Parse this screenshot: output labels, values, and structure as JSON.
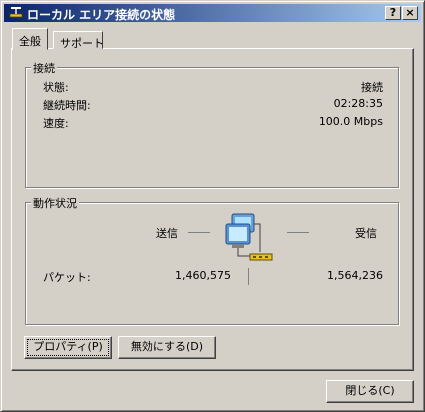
{
  "window": {
    "title": "ローカル エリア接続の状態",
    "help_label": "?",
    "close_label": "×"
  },
  "tabs": [
    {
      "label": "全般",
      "active": true
    },
    {
      "label": "サポート",
      "active": false
    }
  ],
  "connection": {
    "legend": "接続",
    "rows": [
      {
        "label": "状態:",
        "value": "接続"
      },
      {
        "label": "継続時間:",
        "value": "02:28:35"
      },
      {
        "label": "速度:",
        "value": "100.0 Mbps"
      }
    ]
  },
  "activity": {
    "legend": "動作状況",
    "sent_label": "送信",
    "received_label": "受信",
    "packets_label": "パケット:",
    "packets_sent": "1,460,575",
    "packets_received": "1,564,236"
  },
  "buttons": {
    "properties": "プロパティ(P)",
    "disable": "無効にする(D)",
    "close": "閉じる(C)"
  }
}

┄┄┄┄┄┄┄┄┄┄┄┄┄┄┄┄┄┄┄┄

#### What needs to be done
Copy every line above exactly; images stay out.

#### Written answer
Parse this screenshot: output labels, values, and structure as JSON.
{
  "window": {
    "title": "ローカル エリア接続の状態",
    "help_label": "?",
    "close_label": "×"
  },
  "tabs": [
    {
      "label": "全般",
      "active": true
    },
    {
      "label": "サポート",
      "active": false
    }
  ],
  "connection": {
    "legend": "接続",
    "rows": [
      {
        "label": "状態:",
        "value": "接続"
      },
      {
        "label": "継続時間:",
        "value": "02:28:35"
      },
      {
        "label": "速度:",
        "value": "100.0 Mbps"
      }
    ]
  },
  "activity": {
    "legend": "動作状況",
    "sent_label": "送信",
    "received_label": "受信",
    "packets_label": "パケット:",
    "packets_sent": "1,460,575",
    "packets_received": "1,564,236"
  },
  "buttons": {
    "properties": "プロパティ(P)",
    "disable": "無効にする(D)",
    "close": "閉じる(C)"
  }
}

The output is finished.